Beard or no beard: "a Jew is a Jew is a Jew." At least, so said Chevra leader Aryeh Shalom and several other Matisyahu fans interviewed before the Orthodox reggae star took to the stage at the Theatre of Living Arts during a Saturday night stop on his sixth annual Chanukah tour.
Less than two weeks before, the singer made national headlines when he posted a photo of his clean-shaven face followed by an explanation of his desire to reclaim himself sans "alias."
"No more Chasidic reggae superstar. Sorry folks, all you get is me," he wrote, continuing that his choice to explore Jewish spirituality through real life eventually led him to "move away from my intuition and to accept an ultimate truth."
"For all those who are confused," he followed up later in a tweet, "today I went to the Mikva and Shul just like yesterday."
Despite this announcement -- or perhaps because of it -- his Philly show sold out just as it had the year before.
David Keleti, 41, a local technical writer who also grows a beard as a symbol of piety, wondered whether Matisyahu figured he's popular enough now that he doesn't need to be "the Chasidic musician." Or, Keleti continued, perhaps the singer, who was raised Reconstructionist and became a ba'al teshuvah in 2001, jumped into stricter observance too quickly and it ended up being too much.
Keleti said he gives the singer the benefit of the doubt, and believes he was just "trying to stabilize where he was."
"I respect that. I think ultimately the Jewish community will respect that."
There will always be ultra religious people who think he should be just as devout as they are, Keleti said, but at least in his Orthodox circle in Bala Cynwyd, nobody has had anything negative to say about it.
While growing a beard has become such a strong custom among the Chassidic that it's "as if it's taken on the power of a law," technically it's not halachah so from a religious standpoint he didn't do anything wrong, said Leib Meadvin, 48, who was manning a video camera at the singer's request.
Meadvin, who also has a beard, said he first met Matisyahu six years ago when the singer stayed with an area Chabad rabbi after a show because he didn't travel on Shabbat. Though he's remained friendly with Matisyahu since, even heading to New York to see him perform three times this past week, Meadvin said he hasn't broached the subject of his new look.
"He didn't owe me any explanation," said Meadvin, a math teacher at Torah Academy. "If he felt it was a good thing, then it's good."
Referencing Matisyahu's statement that he used to feel the need "to submit to a higher level of religiosity" to become a good person, Meadvin said he's also met people who followed rules out of fear instead of love. When that happens, he said, the actions ultimately lose meaning.
However Matisyahu's religious observance settles out, Meadvin said, the singer's not likely to bring up his internal struggles in conversation. In contrast to his persona on stage, when he's not performing "he whispers in your ear if he talks at all," said Meadvin's 14-year-old son, Moshe, who had the honor of lighting a giant menorah on stage with the star last year.
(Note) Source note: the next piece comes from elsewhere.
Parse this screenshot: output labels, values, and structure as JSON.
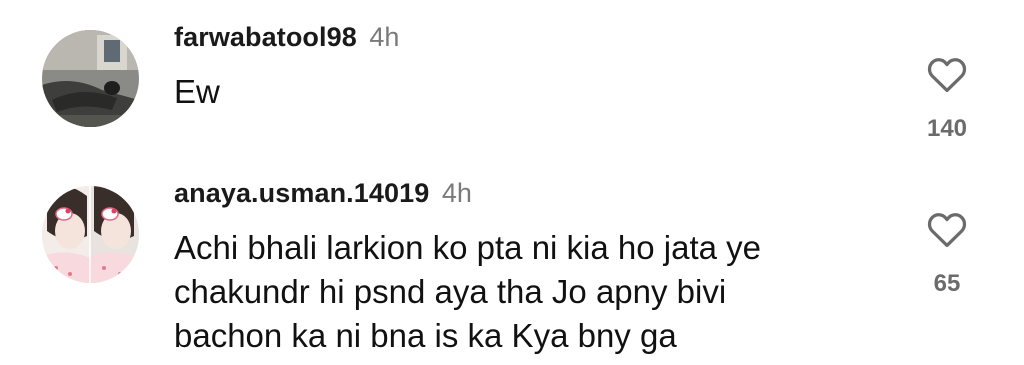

Aryeh Shalom, the organizer from the Chevra, a social group for Jewish 20s and 30s, has gone through his own metamorphoses while wrestling with his faith. Years ago, he said, he also grew a beard as an expression "of my relationship with Hashem, and that will never change no matter what I do."
He applauds Matisyahu for being a public example that it's okay to find your own way to express Judaism. "Even if he decided not to be religious, good for him. We're all growing."
Misha Zubarev, 28, who came from Manhattan to join a Philadelphia friend at the show, said he saw the singer's actions as an attempt to rejuvenate, similar to how some Jews might use Yom Kippur as a chance "to start all over again."
Sally Minkovich, 21, a senior psychology major at Temple University, said the singer's shaving sent a message that "appearance shouldn't be what makes you spiritual." From the lines outside the theater, she said, his fans must agree with that, or else they're indifferent.